LISTED ENTRIES:
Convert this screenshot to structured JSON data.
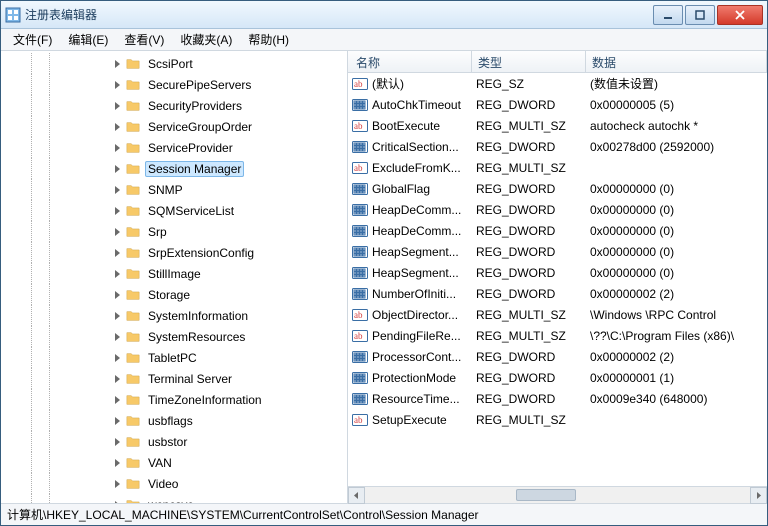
{
  "window": {
    "title": "注册表编辑器"
  },
  "menu": {
    "file": "文件(F)",
    "edit": "编辑(E)",
    "view": "查看(V)",
    "favorites": "收藏夹(A)",
    "help": "帮助(H)"
  },
  "tree": {
    "items": [
      {
        "label": "ScsiPort",
        "selected": false
      },
      {
        "label": "SecurePipeServers",
        "selected": false
      },
      {
        "label": "SecurityProviders",
        "selected": false
      },
      {
        "label": "ServiceGroupOrder",
        "selected": false
      },
      {
        "label": "ServiceProvider",
        "selected": false
      },
      {
        "label": "Session Manager",
        "selected": true
      },
      {
        "label": "SNMP",
        "selected": false
      },
      {
        "label": "SQMServiceList",
        "selected": false
      },
      {
        "label": "Srp",
        "selected": false
      },
      {
        "label": "SrpExtensionConfig",
        "selected": false
      },
      {
        "label": "StillImage",
        "selected": false
      },
      {
        "label": "Storage",
        "selected": false
      },
      {
        "label": "SystemInformation",
        "selected": false
      },
      {
        "label": "SystemResources",
        "selected": false
      },
      {
        "label": "TabletPC",
        "selected": false
      },
      {
        "label": "Terminal Server",
        "selected": false
      },
      {
        "label": "TimeZoneInformation",
        "selected": false
      },
      {
        "label": "usbflags",
        "selected": false
      },
      {
        "label": "usbstor",
        "selected": false
      },
      {
        "label": "VAN",
        "selected": false
      },
      {
        "label": "Video",
        "selected": false
      },
      {
        "label": "wcncsvc",
        "selected": false
      }
    ]
  },
  "columns": {
    "name": "名称",
    "type": "类型",
    "data": "数据"
  },
  "values": [
    {
      "icon": "ab",
      "name": "(默认)",
      "type": "REG_SZ",
      "data": "(数值未设置)"
    },
    {
      "icon": "num",
      "name": "AutoChkTimeout",
      "type": "REG_DWORD",
      "data": "0x00000005 (5)"
    },
    {
      "icon": "ab",
      "name": "BootExecute",
      "type": "REG_MULTI_SZ",
      "data": "autocheck autochk *"
    },
    {
      "icon": "num",
      "name": "CriticalSection...",
      "type": "REG_DWORD",
      "data": "0x00278d00 (2592000)"
    },
    {
      "icon": "ab",
      "name": "ExcludeFromK...",
      "type": "REG_MULTI_SZ",
      "data": ""
    },
    {
      "icon": "num",
      "name": "GlobalFlag",
      "type": "REG_DWORD",
      "data": "0x00000000 (0)"
    },
    {
      "icon": "num",
      "name": "HeapDeComm...",
      "type": "REG_DWORD",
      "data": "0x00000000 (0)"
    },
    {
      "icon": "num",
      "name": "HeapDeComm...",
      "type": "REG_DWORD",
      "data": "0x00000000 (0)"
    },
    {
      "icon": "num",
      "name": "HeapSegment...",
      "type": "REG_DWORD",
      "data": "0x00000000 (0)"
    },
    {
      "icon": "num",
      "name": "HeapSegment...",
      "type": "REG_DWORD",
      "data": "0x00000000 (0)"
    },
    {
      "icon": "num",
      "name": "NumberOfIniti...",
      "type": "REG_DWORD",
      "data": "0x00000002 (2)"
    },
    {
      "icon": "ab",
      "name": "ObjectDirector...",
      "type": "REG_MULTI_SZ",
      "data": "\\Windows \\RPC Control"
    },
    {
      "icon": "ab",
      "name": "PendingFileRe...",
      "type": "REG_MULTI_SZ",
      "data": "\\??\\C:\\Program Files (x86)\\"
    },
    {
      "icon": "num",
      "name": "ProcessorCont...",
      "type": "REG_DWORD",
      "data": "0x00000002 (2)"
    },
    {
      "icon": "num",
      "name": "ProtectionMode",
      "type": "REG_DWORD",
      "data": "0x00000001 (1)"
    },
    {
      "icon": "num",
      "name": "ResourceTime...",
      "type": "REG_DWORD",
      "data": "0x0009e340 (648000)"
    },
    {
      "icon": "ab",
      "name": "SetupExecute",
      "type": "REG_MULTI_SZ",
      "data": ""
    }
  ],
  "statusbar": {
    "path": "计算机\\HKEY_LOCAL_MACHINE\\SYSTEM\\CurrentControlSet\\Control\\Session Manager"
  }
}
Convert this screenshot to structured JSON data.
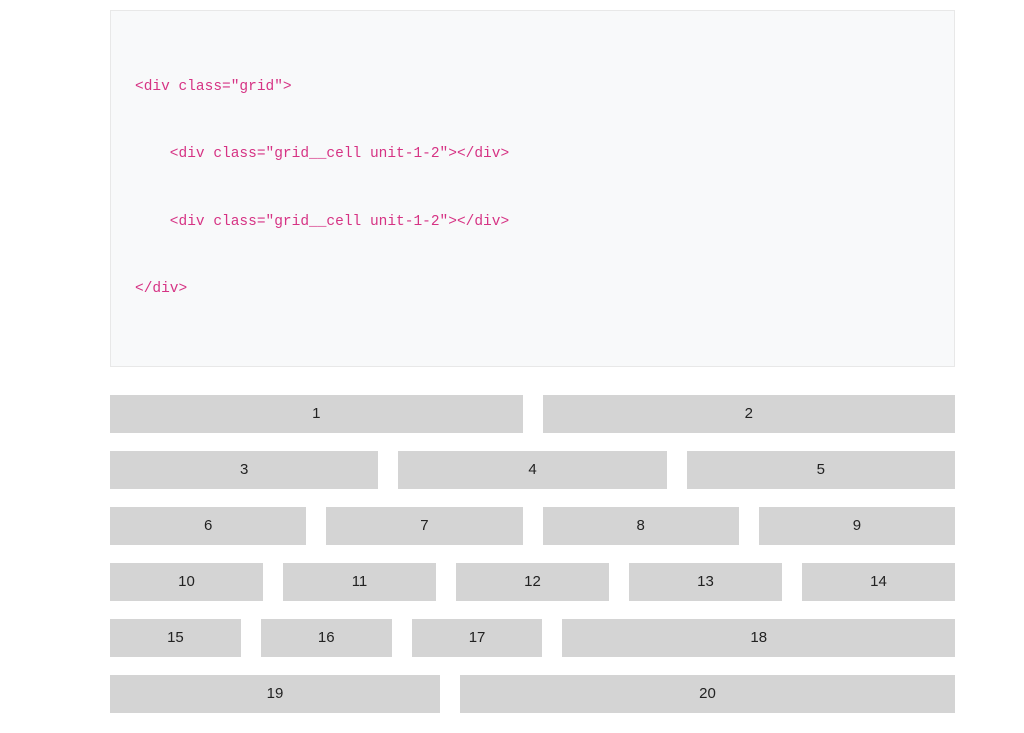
{
  "code": {
    "line1": "<div class=\"grid\">",
    "line2": "    <div class=\"grid__cell unit-1-2\"></div>",
    "line3": "    <div class=\"grid__cell unit-1-2\"></div>",
    "line4": "</div>"
  },
  "grid": {
    "rows": [
      {
        "cells": [
          "1",
          "2"
        ]
      },
      {
        "cells": [
          "3",
          "4",
          "5"
        ]
      },
      {
        "cells": [
          "6",
          "7",
          "8",
          "9"
        ]
      },
      {
        "cells": [
          "10",
          "11",
          "12",
          "13",
          "14"
        ]
      },
      {
        "cells": [
          "15",
          "16",
          "17",
          "18"
        ],
        "grow": [
          1,
          1,
          1,
          3
        ]
      },
      {
        "cells": [
          "19",
          "20"
        ],
        "grow": [
          2,
          3
        ]
      }
    ]
  }
}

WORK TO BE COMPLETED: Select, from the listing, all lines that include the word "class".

ANSWER TO THIS EXERCISE:
    "line1": "<div class=\"grid\">",
    "line2": "    <div class=\"grid__cell unit-1-2\"></div>",
    "line3": "    <div class=\"grid__cell unit-1-2\"></div>",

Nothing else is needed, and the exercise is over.